If you’re not part of the 99%, if you don’t want to be associated with those “idiots”, those “dirty hippies”, those “trust-fund brats”, those “welfare queens”, (By the way, which is it? Are the protesters rich kids or welfare recipients? I forget.) then by all means keep pretending to yourself that the 1% has your best interests at heart, and that they think of you as one of them. But when the Revolution results in better conditions for everyone, including your condescending, paddy rolling, Mistah Ovahseeuh ass, then I don’t think you should partake of the spoils. I think, as a matter of principle, that you should refuse to benefit from any positive social or economic change wrought by the protesters you so despise.
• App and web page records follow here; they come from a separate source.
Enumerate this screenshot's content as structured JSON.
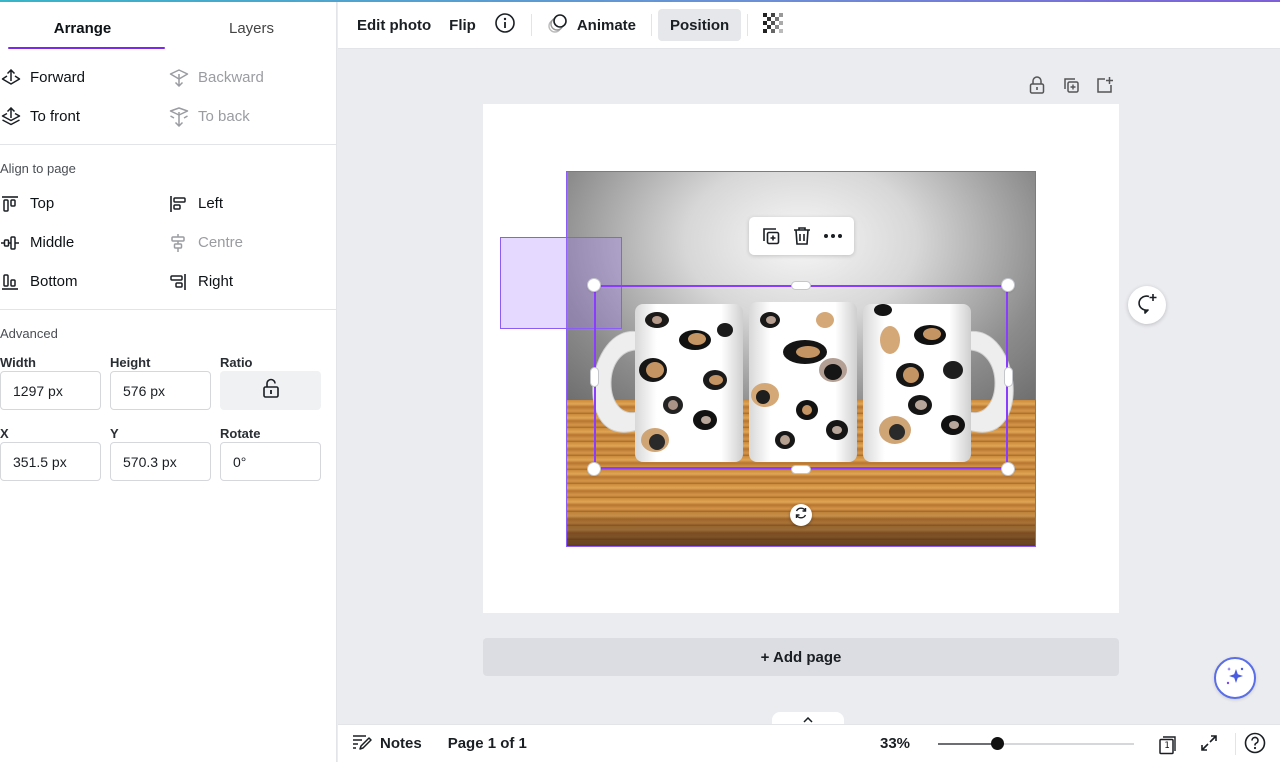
{
  "panel": {
    "tabs": [
      {
        "label": "Arrange",
        "active": true
      },
      {
        "label": "Layers",
        "active": false
      }
    ],
    "order": {
      "forward": {
        "label": "Forward",
        "icon": "forward-icon",
        "enabled": true
      },
      "backward": {
        "label": "Backward",
        "icon": "backward-icon",
        "enabled": false
      },
      "to_front": {
        "label": "To front",
        "icon": "to-front-icon",
        "enabled": true
      },
      "to_back": {
        "label": "To back",
        "icon": "to-back-icon",
        "enabled": false
      }
    },
    "align_title": "Align to page",
    "align": {
      "top": {
        "label": "Top",
        "icon": "align-top-icon",
        "enabled": true
      },
      "left": {
        "label": "Left",
        "icon": "align-left-icon",
        "enabled": true
      },
      "middle": {
        "label": "Middle",
        "icon": "align-middle-icon",
        "enabled": true
      },
      "centre": {
        "label": "Centre",
        "icon": "align-centre-icon",
        "enabled": false
      },
      "bottom": {
        "label": "Bottom",
        "icon": "align-bottom-icon",
        "enabled": true
      },
      "right": {
        "label": "Right",
        "icon": "align-right-icon",
        "enabled": true
      }
    },
    "advanced_title": "Advanced",
    "fields": {
      "width": {
        "label": "Width",
        "value": "1297 px"
      },
      "height": {
        "label": "Height",
        "value": "576 px"
      },
      "ratio": {
        "label": "Ratio",
        "icon": "unlock-icon"
      },
      "x": {
        "label": "X",
        "value": "351.5 px"
      },
      "y": {
        "label": "Y",
        "value": "570.3 px"
      },
      "rotate": {
        "label": "Rotate",
        "value": "0°"
      }
    }
  },
  "toolbar": {
    "edit_photo": "Edit photo",
    "flip": "Flip",
    "info_icon": "info-icon",
    "animate": "Animate",
    "position": "Position",
    "transparency_icon": "transparency-icon"
  },
  "page_tools": [
    "lock-icon",
    "duplicate-page-icon",
    "add-page-icon"
  ],
  "float_menu": [
    "duplicate-icon",
    "trash-icon",
    "more-icon"
  ],
  "add_page_label": "+ Add page",
  "footer": {
    "notes": "Notes",
    "page_indicator": "Page 1 of 1",
    "zoom": "33%",
    "zoom_slider_fraction": 0.3,
    "page_count_badge": "1"
  },
  "colors": {
    "accent": "#7d2ae8",
    "selection": "#8b3dff"
  }
}
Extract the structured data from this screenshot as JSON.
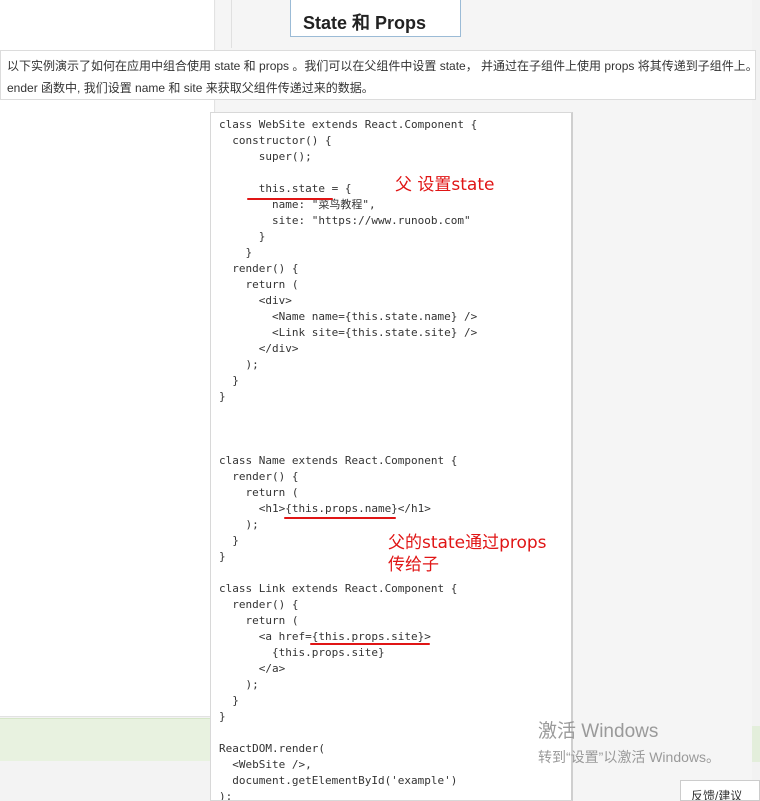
{
  "title": "State 和 Props",
  "intro": {
    "line1": "以下实例演示了如何在应用中组合使用 state 和 props 。我们可以在父组件中设置 state， 并通过在子组件上使用 props 将其传递到子组件上。在 r",
    "line2": "ender 函数中, 我们设置 name 和 site 来获取父组件传递过来的数据。"
  },
  "code_lines": [
    "class WebSite extends React.Component {",
    "  constructor() {",
    "      super();",
    "",
    "      this.state = {",
    "        name: \"菜鸟教程\",",
    "        site: \"https://www.runoob.com\"",
    "      }",
    "    }",
    "  render() {",
    "    return (",
    "      <div>",
    "        <Name name={this.state.name} />",
    "        <Link site={this.state.site} />",
    "      </div>",
    "    );",
    "  }",
    "}",
    "",
    "",
    "",
    "class Name extends React.Component {",
    "  render() {",
    "    return (",
    "      <h1>{this.props.name}</h1>",
    "    );",
    "  }",
    "}",
    "",
    "class Link extends React.Component {",
    "  render() {",
    "    return (",
    "      <a href={this.props.site}>",
    "        {this.props.site}",
    "      </a>",
    "    );",
    "  }",
    "}",
    "",
    "ReactDOM.render(",
    "  <WebSite />,",
    "  document.getElementById('example')",
    ");"
  ],
  "annotations": {
    "parent_state": "父 设置state",
    "pass_line1": "父的state通过props",
    "pass_line2": "传给子"
  },
  "watermark": {
    "line1": "激活 Windows",
    "line2": "转到“设置”以激活 Windows。"
  },
  "feedback_label": "反馈/建议",
  "colors": {
    "annotation_red": "#e01515",
    "code_keyword": "#1a2e9c",
    "title_border": "#9bbbd6"
  }
}
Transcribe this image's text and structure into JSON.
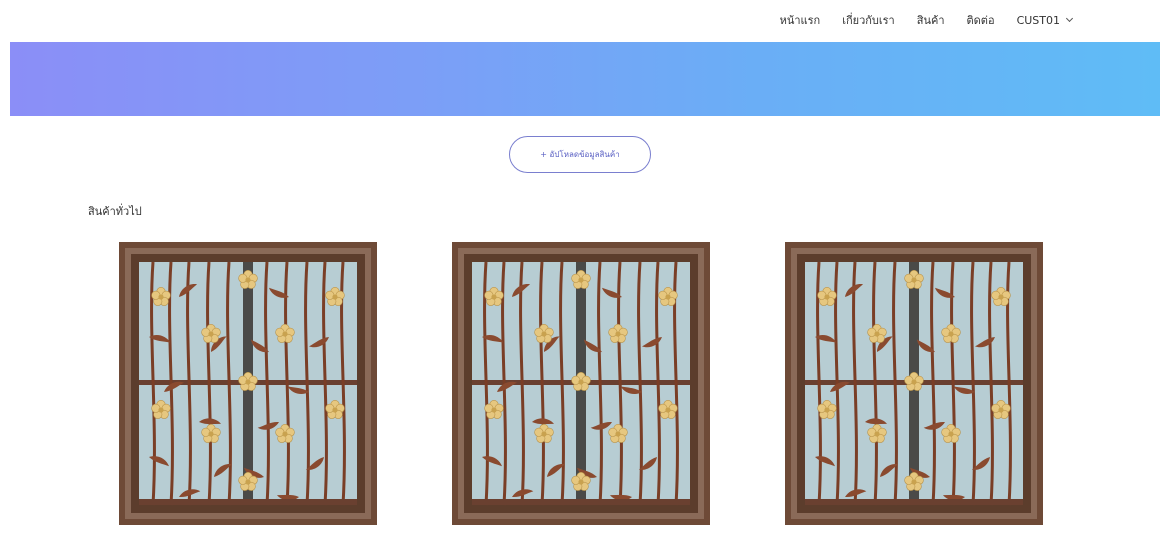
{
  "nav": {
    "items": [
      {
        "label": "หน้าแรก"
      },
      {
        "label": "เกี่ยวกับเรา"
      },
      {
        "label": "สินค้า"
      },
      {
        "label": "ติดต่อ"
      }
    ],
    "user": "CUST01"
  },
  "actions": {
    "upload_label": "+ อัปโหลดข้อมูลสินค้า"
  },
  "section": {
    "title": "สินค้าทั่วไป"
  },
  "products": [
    {
      "image": "window-grille"
    },
    {
      "image": "window-grille"
    },
    {
      "image": "window-grille"
    }
  ],
  "colors": {
    "hero_start": "#8b8ef7",
    "hero_end": "#5fbcf6",
    "accent": "#5c62c4",
    "frame": "#6b4a38",
    "glass": "#b7cdd3",
    "flower": "#e6c77f"
  }
}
After all, you didn’t earn it, and we all know how you people hate to take anything you didn’t get by working hard and following the rules, right? Surely your pride and ethics would preclude you benefiting in any way from the reprehensible actions of the OWS crowd.

Let me clue you in on a little something…if you make less than a million dollars a year; if a catastrophic illness would indeed be catastrophic and drain your savings; if your children will have to apply for any financial aid at all to go to college; if you will have to work until full retirement age so that you can be assured of drawing your full social security benefit in order to have enough to live on; if you don’t come from old money; if you don’t make enough money to justify having an offshore/Swiss bank account; if you park your boat in your driveway; if you don’t own your very own politician; if you’ve never been on the society pages of the newspaper; if you go to parties, but have never attended a gala; if you do all your own grocery shopping, cook all your own meals, and do all your own cleaning and yardwork; if you actually sit down with your bills every month to pay them instead of sending them to your accountant: YOU ARE PART OF THE 99% whether you want to be or not. No matter how much you vilify and belittle the Occupy protesters, and how much shade you cast upon the movement, the cool kids are not going to like you. They'll still think you’re poor trash suitable only for fulfilling their needs. That is, if they think of you at all.

The Revolution is happening, with or without you. Lead, follow, or get the fuck out of the way.